@ Reviewed by Sarbeswar Sahoo, Political Studies Review, Vol.12, No.3, Sept., 2014, pp.418-419.


Talking Politics

Bhikhu Parekh in conversation with Ramin Jahanbegloo (2011) Talking Politics. Oxford: Oxford University Press. 129pp, £18.99, ISBN 9780198071549

Talking Politics is the outcome of a series of Ramin Jahanbegloo’s interviews with Bhikhu Parekh, a prominent British-Indian political philosopher and theorist who has made significant contributions to the understanding of modern Indian culture and political thought. In his conversation, Jahanbegloo explores Parekh’s personal as well as academic life, and discusses a range of issues, including his early experience in India, his perspectives on liberalism and cultural diversity and his contribution to political philosophy.


The book is divided into five sections. Part I deals with Parekh’s personal life and his journey from a small town in Gujarat to his current academic prominence and entry into the House of Lords. Parekh interestingly discusses about his adventurous marriage and experiences with the caste system as well as his impressions of England and association with Isaiah Berlin. In Part II, Parekh talks about his views on political philosophy and his critique of liberalism. To him, liberalism, which is grounded on reason and individualism, is a narrow concept; it does not consider individual’s “social embeddeness” (p. 59) and is incapable to “engage in intercultural dialogue” (p.58). The limits of liberalism are further explored in Part III where Parekh discusses about cultural pluralism, multiculturalism and the immigrant communities in Europe. According to him, although “all societies display some [cultural] diversity” (p.65) all of them are not multicultural. Multiculturalism represents a unique way to manage this diversity and pluralism in society. He also distinguishes between cultural and moral diversity and argues that liberalism is hospitable only to the former. The latter “is viewed with suspicion, even pathologized, and the cultural minorities are pressured to adopt dominant liberal values” (p.66). Apart from this liberal imposition/homogenization, Parekh argues that the lack of recognition of “the other” contributes as well to identity and integration-related problems. As a way forward, Parekh, drawing inspirations from Gandhi, advocates for intercultural and intercivilizational dialogue (Part IV). Specifically, in the Indian context, Parekh believes that a sense of “shared citizenship” (p. 117) and “inclusiveness” can not only address the existing intolerance between communities but could also strengthen the Indian identity as well as its democracy (Part V).

This book is unique in structure and style. The conversational mode presents a lively content that is quite interesting to read.This slender volume has gone beyond expectation to present coherently Parekh’s life and thought for which Jahanbegloo must be congratulated.

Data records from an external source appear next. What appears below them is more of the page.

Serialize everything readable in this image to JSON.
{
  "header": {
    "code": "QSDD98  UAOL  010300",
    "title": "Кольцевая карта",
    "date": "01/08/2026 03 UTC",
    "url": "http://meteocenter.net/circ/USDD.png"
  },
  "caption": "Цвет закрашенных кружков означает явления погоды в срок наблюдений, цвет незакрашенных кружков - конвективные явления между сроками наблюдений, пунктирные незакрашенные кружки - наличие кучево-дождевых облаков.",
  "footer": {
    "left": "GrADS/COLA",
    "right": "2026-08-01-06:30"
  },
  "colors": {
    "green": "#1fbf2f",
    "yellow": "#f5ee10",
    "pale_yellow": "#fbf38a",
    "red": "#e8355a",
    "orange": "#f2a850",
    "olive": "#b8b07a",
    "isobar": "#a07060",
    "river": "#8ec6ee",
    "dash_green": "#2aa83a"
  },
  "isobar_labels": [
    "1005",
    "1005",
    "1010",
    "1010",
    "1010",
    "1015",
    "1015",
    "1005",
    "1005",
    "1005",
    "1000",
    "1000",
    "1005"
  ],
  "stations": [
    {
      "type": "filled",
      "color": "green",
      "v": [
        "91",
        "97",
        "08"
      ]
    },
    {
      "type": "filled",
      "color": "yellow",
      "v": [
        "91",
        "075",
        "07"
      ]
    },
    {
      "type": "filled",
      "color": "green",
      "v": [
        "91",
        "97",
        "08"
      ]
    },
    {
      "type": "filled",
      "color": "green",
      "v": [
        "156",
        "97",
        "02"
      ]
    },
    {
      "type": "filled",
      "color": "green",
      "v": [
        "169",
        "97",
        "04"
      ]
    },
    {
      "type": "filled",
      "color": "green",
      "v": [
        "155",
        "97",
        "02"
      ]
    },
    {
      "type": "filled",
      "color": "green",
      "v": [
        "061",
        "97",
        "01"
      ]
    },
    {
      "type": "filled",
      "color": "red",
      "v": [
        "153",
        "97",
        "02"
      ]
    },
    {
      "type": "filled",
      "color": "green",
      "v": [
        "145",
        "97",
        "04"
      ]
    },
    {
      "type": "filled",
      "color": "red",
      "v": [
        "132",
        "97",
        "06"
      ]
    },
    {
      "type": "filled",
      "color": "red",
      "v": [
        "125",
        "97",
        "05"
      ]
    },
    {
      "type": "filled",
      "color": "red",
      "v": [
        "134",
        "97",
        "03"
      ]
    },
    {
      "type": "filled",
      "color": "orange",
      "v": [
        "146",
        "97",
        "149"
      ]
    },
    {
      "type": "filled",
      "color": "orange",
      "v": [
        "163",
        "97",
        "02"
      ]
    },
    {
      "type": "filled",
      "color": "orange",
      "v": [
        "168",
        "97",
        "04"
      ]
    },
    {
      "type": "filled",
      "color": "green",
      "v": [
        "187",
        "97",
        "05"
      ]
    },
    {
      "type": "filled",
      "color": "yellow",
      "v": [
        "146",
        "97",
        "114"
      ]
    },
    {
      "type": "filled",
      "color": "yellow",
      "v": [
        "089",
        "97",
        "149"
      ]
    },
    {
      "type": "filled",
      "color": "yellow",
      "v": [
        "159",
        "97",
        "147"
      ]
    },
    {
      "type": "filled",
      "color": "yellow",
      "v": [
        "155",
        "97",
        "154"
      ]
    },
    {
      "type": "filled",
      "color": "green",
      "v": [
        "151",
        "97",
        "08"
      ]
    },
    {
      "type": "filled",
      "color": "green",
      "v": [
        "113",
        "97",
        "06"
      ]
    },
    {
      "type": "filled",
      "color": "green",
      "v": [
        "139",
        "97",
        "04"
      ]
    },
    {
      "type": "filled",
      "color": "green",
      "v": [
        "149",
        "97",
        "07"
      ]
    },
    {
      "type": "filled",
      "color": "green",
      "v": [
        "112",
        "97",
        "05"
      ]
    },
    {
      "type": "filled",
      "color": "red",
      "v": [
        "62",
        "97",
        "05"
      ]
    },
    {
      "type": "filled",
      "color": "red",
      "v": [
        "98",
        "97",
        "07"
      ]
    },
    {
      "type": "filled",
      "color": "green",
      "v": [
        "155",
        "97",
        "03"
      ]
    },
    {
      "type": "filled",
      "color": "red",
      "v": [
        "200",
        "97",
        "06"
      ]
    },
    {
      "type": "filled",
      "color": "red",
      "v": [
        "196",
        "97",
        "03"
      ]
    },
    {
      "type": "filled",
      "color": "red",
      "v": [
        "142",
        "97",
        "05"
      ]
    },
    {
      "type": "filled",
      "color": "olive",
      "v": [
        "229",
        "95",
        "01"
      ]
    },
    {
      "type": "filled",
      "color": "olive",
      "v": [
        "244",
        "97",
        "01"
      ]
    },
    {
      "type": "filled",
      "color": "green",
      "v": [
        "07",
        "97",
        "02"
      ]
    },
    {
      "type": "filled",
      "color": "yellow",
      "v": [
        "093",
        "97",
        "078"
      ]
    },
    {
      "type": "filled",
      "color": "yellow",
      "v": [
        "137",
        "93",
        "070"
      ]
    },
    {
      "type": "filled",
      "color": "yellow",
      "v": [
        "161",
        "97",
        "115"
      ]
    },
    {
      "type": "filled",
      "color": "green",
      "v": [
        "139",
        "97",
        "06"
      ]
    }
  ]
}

Max-Weber-Kolleg (Erfurt) and Indian Institute of Technology (Delhi)


@Reviewed by Sarbeswar Sahoo, Political Studies Review, Vol.11, Issue.1, January.